  • The federal stimulus package. While there are not many provisions in the stimulus package that relate directly to production agriculture, there are several pieces of the legislation that could impact the agriculture industry. A major impact from the stimulus package could be funding targeted toward more rapid development of renewable energy resources. Another big impact could be extra funding to fix up transportation infrastructure for roads, bridges, railroads, etc. Another benefit could be greater employment opportunities in rural areas for off-farm income. One concern that bears watching are any provisions in the legislation that could impact U.S. trade policies with other countries, which may in turn affect future agriculture exports.
  • Farm program cuts. Many members of Congress were disappointed that there were not more reductions and adjustments made in farm program payments made as part of the 2008 Farm Bill. Given the large level of the federal budget deficit, and the need to reallocate funding for strengthening the U.S. economy, there may be proposals from both congress and the administration to reduce or reallocate farm program payments.
  • Tighter Payment Limits. Some measures to tighten payment limits and to restrict farm program payments based on adjusted gross income (AGI) were included in the 2008 Farm Bill.
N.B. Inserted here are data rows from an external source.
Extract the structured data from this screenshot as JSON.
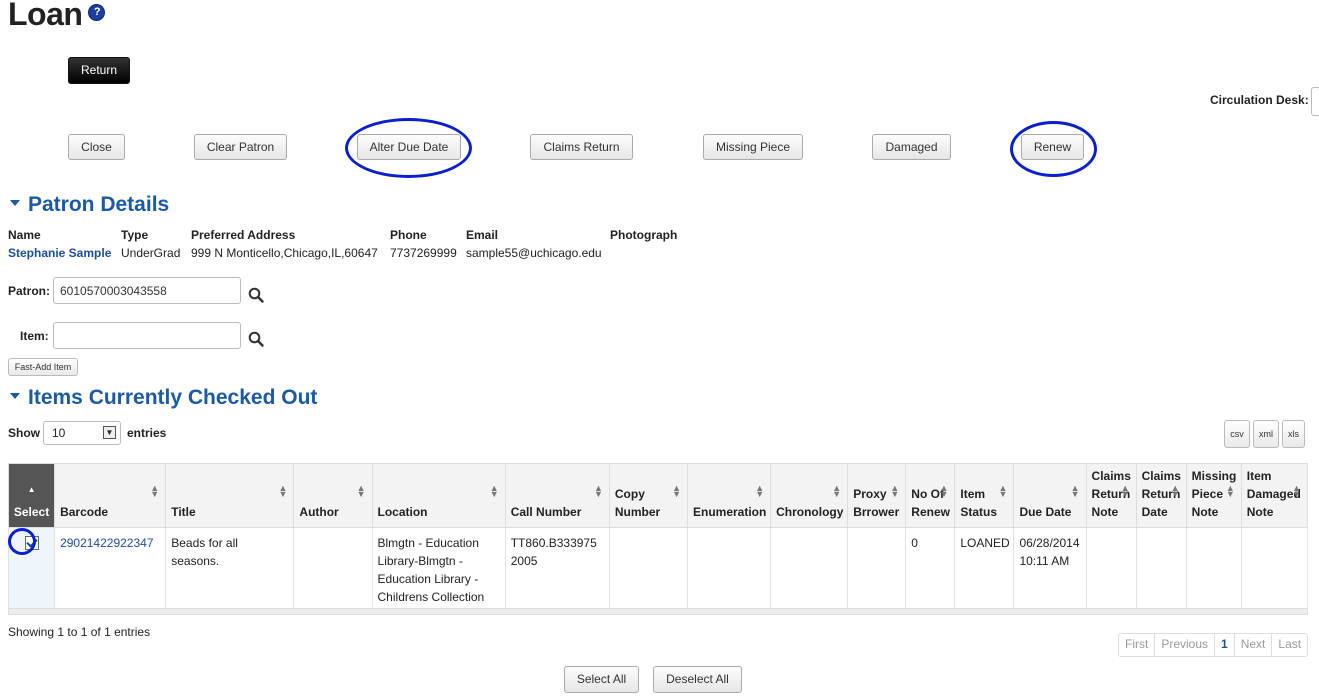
{
  "page": {
    "title": "Loan"
  },
  "toolbar": {
    "return_label": "Return",
    "circulation_desk_label": "Circulation Desk:",
    "buttons": [
      "Close",
      "Clear Patron",
      "Alter Due Date",
      "Claims Return",
      "Missing Piece",
      "Damaged",
      "Renew"
    ]
  },
  "patron_details": {
    "title": "Patron Details",
    "headers": [
      "Name",
      "Type",
      "Preferred Address",
      "Phone",
      "Email",
      "Photograph"
    ],
    "values": {
      "name": "Stephanie Sample",
      "type": "UnderGrad",
      "address": "999 N Monticello,Chicago,IL,60647",
      "phone": "7737269999",
      "email": "sample55@uchicago.edu"
    },
    "patron_label": "Patron:",
    "patron_value": "6010570003043558",
    "item_label": "Item:",
    "item_value": "",
    "fast_add_label": "Fast-Add Item"
  },
  "checked_out": {
    "title": "Items Currently Checked Out",
    "show_label": "Show",
    "entries_value": "10",
    "entries_label": "entries",
    "export_buttons": [
      "csv",
      "xml",
      "xls"
    ],
    "columns": [
      "Select",
      "Barcode",
      "Title",
      "Author",
      "Location",
      "Call Number",
      "Copy Number",
      "Enumeration",
      "Chronology",
      "Proxy Brrower",
      "No Of Renew",
      "Item Status",
      "Due Date",
      "Claims Return Note",
      "Claims Return Date",
      "Missing Piece Note",
      "Item Damaged Note"
    ],
    "rows": [
      {
        "barcode": "29021422922347",
        "title": "Beads for all seasons.",
        "author": "",
        "location": "Blmgtn - Education Library-Blmgtn - Education Library - Childrens Collection",
        "call_number": "TT860.B333975 2005",
        "copy_number": "",
        "enumeration": "",
        "chronology": "",
        "proxy_borrower": "",
        "no_of_renew": "0",
        "item_status": "LOANED",
        "due_date": "06/28/2014 10:11 AM",
        "claims_return_note": "",
        "claims_return_date": "",
        "missing_piece_note": "",
        "item_damaged_note": ""
      }
    ],
    "showing_text": "Showing 1 to 1 of 1 entries",
    "pager": [
      "First",
      "Previous",
      "1",
      "Next",
      "Last"
    ],
    "select_all_label": "Select All",
    "deselect_all_label": "Deselect All"
  },
  "colors": {
    "accent": "#1a5aa6",
    "highlight_circle": "#0a1fd0",
    "select_header": "#555555"
  },
  "icons": {
    "help": "help-icon",
    "search": "search-icon",
    "sort": "sort-icon",
    "dropdown": "chevron-down-icon"
  }
}
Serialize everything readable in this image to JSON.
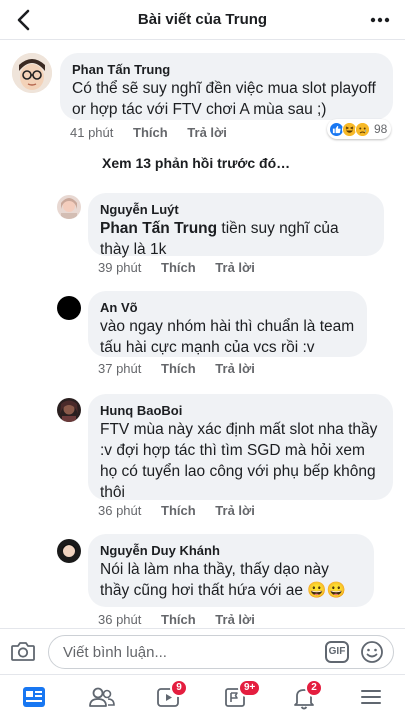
{
  "header": {
    "title": "Bài viết của Trung"
  },
  "comments": [
    {
      "name": "Phan Tấn Trung",
      "text": "Có thể sẽ suy nghĩ đền việc mua slot playoff or hợp tác với FTV chơi A mùa sau ;)",
      "time": "41 phút",
      "like": "Thích",
      "reply": "Trả lời",
      "reactions": {
        "count": "98",
        "icons": [
          "like-icon",
          "haha-icon",
          "sad-icon"
        ]
      }
    }
  ],
  "view_more": "Xem 13 phản hồi trước đó…",
  "replies": [
    {
      "name": "Nguyễn Luýt",
      "mention": "Phan Tấn Trung",
      "text": " tiền suy nghĩ của thày là 1k",
      "time": "39 phút",
      "like": "Thích",
      "reply": "Trả lời"
    },
    {
      "name": "An Võ",
      "text": "vào ngay nhóm hài thì chuẩn là team tấu hài cực mạnh của vcs rồi :v",
      "time": "37 phút",
      "like": "Thích",
      "reply": "Trả lời"
    },
    {
      "name": "Hunq BaoBoi",
      "text": "FTV mùa này xác định mất slot nha thầy :v đợi hợp tác thì tìm SGD mà hỏi xem họ có tuyển lao công với phụ bếp không thôi",
      "time": "36 phút",
      "like": "Thích",
      "reply": "Trả lời"
    },
    {
      "name": "Nguyễn Duy Khánh",
      "text": "Nói là làm nha thầy, thấy dạo này thầy cũng hơi thất hứa với ae ",
      "emoji": "😀😀",
      "time": "36 phút",
      "like": "Thích",
      "reply": "Trả lời"
    }
  ],
  "composer": {
    "placeholder": "Viết bình luận...",
    "gif": "GIF"
  },
  "tabbar": {
    "items": [
      {
        "name": "news-feed-icon",
        "badge": ""
      },
      {
        "name": "friends-icon",
        "badge": ""
      },
      {
        "name": "watch-icon",
        "badge": "9"
      },
      {
        "name": "pages-icon",
        "badge": "9+"
      },
      {
        "name": "notifications-icon",
        "badge": "2"
      },
      {
        "name": "menu-icon",
        "badge": ""
      }
    ]
  },
  "colors": {
    "accent": "#1877f2",
    "badge": "#e41e3f",
    "bubble": "#f0f2f5"
  }
}
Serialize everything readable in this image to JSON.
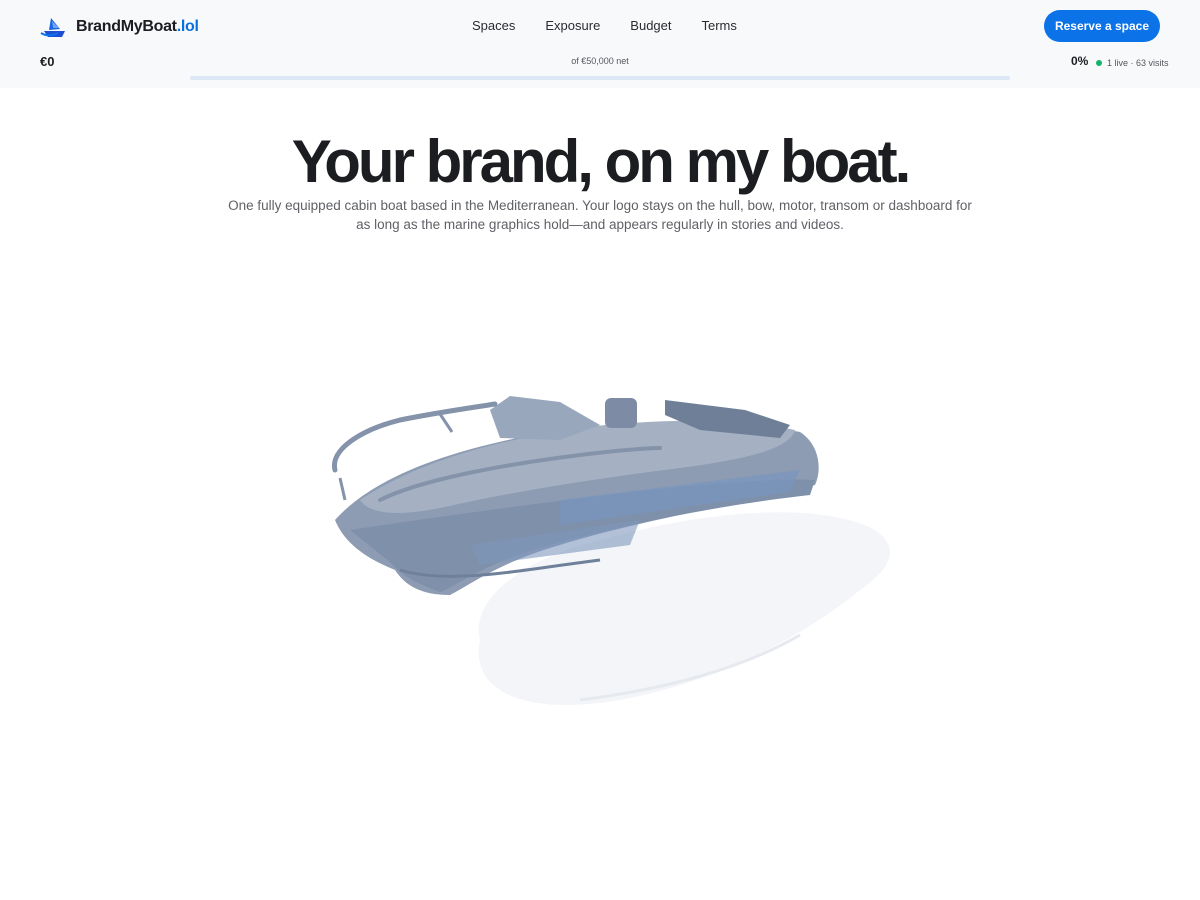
{
  "brand": {
    "name": "BrandMyBoat",
    "tld": ".lol",
    "icon": "boat-logo-icon"
  },
  "nav": {
    "items": [
      "Spaces",
      "Exposure",
      "Budget",
      "Terms"
    ]
  },
  "cta": {
    "label": "Reserve a space"
  },
  "funding": {
    "raised": "€0",
    "goal": "of €50,000 net",
    "percent": "0%",
    "progress_fraction": 0,
    "live_stats": "1 live · 63 visits"
  },
  "hero": {
    "title": "Your brand, on my boat.",
    "subtitle": "One fully equipped cabin boat based in the Mediterranean. Your logo stays on the hull, bow, motor, transom or dashboard for as long as the marine graphics hold—and appears regularly in stories and videos."
  },
  "colors": {
    "accent": "#0b72e7",
    "live": "#16b26b",
    "boat": "#8b9bb2",
    "shadow": "#f2f4f7"
  }
}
Some members of congress want to go further on making payment limits stricter, would like to see a $250,000 maximum AGI in order to be eligible for farm program payments, and want stricter actively engaged rules for individuals to qualify for farm programs.
  • Livestock regulations. The ban on the meatpacking industry owning livestock received considerable debate before being excluded from the 2008 Farm Bill; however, this issue is likely to resurface in congress. Other livestock issues include feedlot registration efforts, pollution regulation and implementation of country-of-origin labeling (COOL). Livestock producers also fear increased efforts by PETA and other anti-livestock activist groups.
  • Trade agreements. The Doha Round of the WTO was not completed in 2008, and efforts may surface to revive those trade talks. Some members of Congress would also like to make changes to NAFTA and other trade agreements, while others would like to consider normalizing trade relations with Cuba and some other countries.
  • Environmental programs. The Clean Water Act, air pollution, global warming mitigation and use of carbon credits are likely to be common environmental themes in the coming years. Farm operators hope that environmental and pollution regulations do not become so strict that it hampers their ability to produce crops and livestock efficiently. The agriculture industry also worries about restrictions on future biotechnology research and development.
  • Regulation of futures trading. Congress has already started holding hearings on the need for more regulation and oversight in the trading of commodity futures. This issue reached a highpoint in 2008, after considerable speculation and wide market swings in futures markets for oil, grains and other commodities. The key to this issue is not only to identify the problem, but also to find workable solutions that do not negatively impact certain industries or segments of industries that may already be under severe economic stress.
  • Food safety. These issues have again been brought to the forefront with concern over tainted peanut butter and other peanut products. Food safety is a high priority with many members of congress and the new administration, and is likely to receive considerable attention in the coming months. Some members of congress have even proposed taking food safety responsibilities out of USDA and creating a separate federal food safety and inspection agency.

Editor’s note: Kent Thiesse is a former University of Minnesota Extension educator and now is Vice President of MinnStar Bank, Lake Crystal, MN. You can contact him at 507-726-2137 or via e-mail at kent.thiesse@minnstarbank.com.